Data for the task START

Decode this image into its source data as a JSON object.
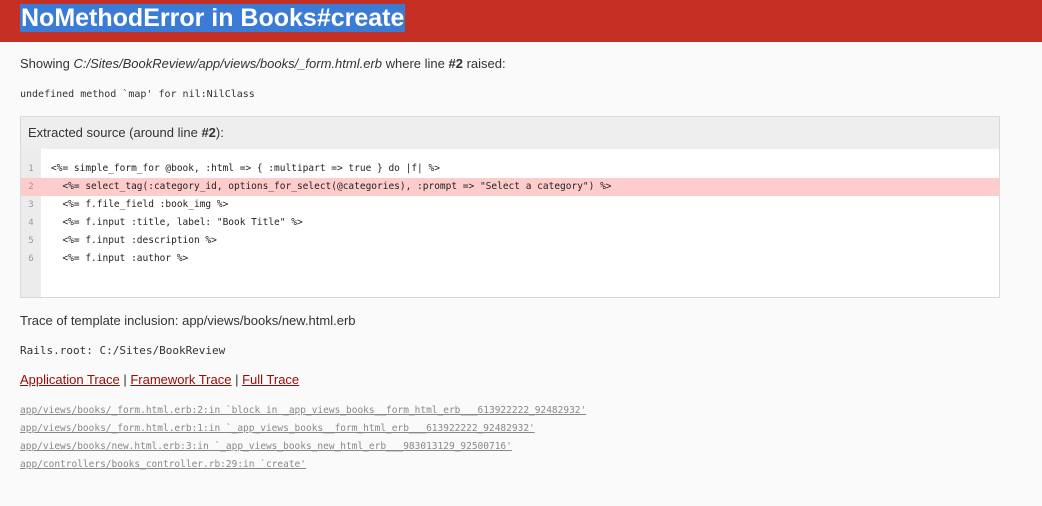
{
  "header": {
    "title": "NoMethodError in Books#create"
  },
  "showing": {
    "prefix": "Showing ",
    "path": "C:/Sites/BookReview/app/views/books/_form.html.erb",
    "middle": " where line ",
    "line": "#2",
    "suffix": " raised:"
  },
  "error_message": "undefined method `map' for nil:NilClass",
  "source": {
    "header_prefix": "Extracted source (around line ",
    "header_line": "#2",
    "header_suffix": "):",
    "highlight_line": 2,
    "lines": [
      {
        "number": "1",
        "code": "<%= simple_form_for @book, :html => { :multipart => true } do |f| %>"
      },
      {
        "number": "2",
        "code": "  <%= select_tag(:category_id, options_for_select(@categories), :prompt => \"Select a category\") %>"
      },
      {
        "number": "3",
        "code": "  <%= f.file_field :book_img %>"
      },
      {
        "number": "4",
        "code": "  <%= f.input :title, label: \"Book Title\" %>"
      },
      {
        "number": "5",
        "code": "  <%= f.input :description %>"
      },
      {
        "number": "6",
        "code": "  <%= f.input :author %>"
      }
    ]
  },
  "trace_inclusion": "Trace of template inclusion: app/views/books/new.html.erb",
  "rails_root": "Rails.root: C:/Sites/BookReview",
  "trace_links": {
    "application": "Application Trace",
    "framework": "Framework Trace",
    "full": "Full Trace",
    "separator": " | "
  },
  "frames": [
    "app/views/books/_form.html.erb:2:in `block in _app_views_books__form_html_erb___613922222_92482932'",
    "app/views/books/_form.html.erb:1:in `_app_views_books__form_html_erb___613922222_92482932'",
    "app/views/books/new.html.erb:3:in `_app_views_books_new_html_erb___983013129_92500716'",
    "app/controllers/books_controller.rb:29:in `create'"
  ],
  "colors": {
    "header_bg": "#c52f24",
    "title_highlight": "#3a7bd5",
    "error_line_bg": "#fcc",
    "link": "#980905"
  }
}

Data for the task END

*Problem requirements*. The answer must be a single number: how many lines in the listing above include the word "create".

*Answer to this problem*. 2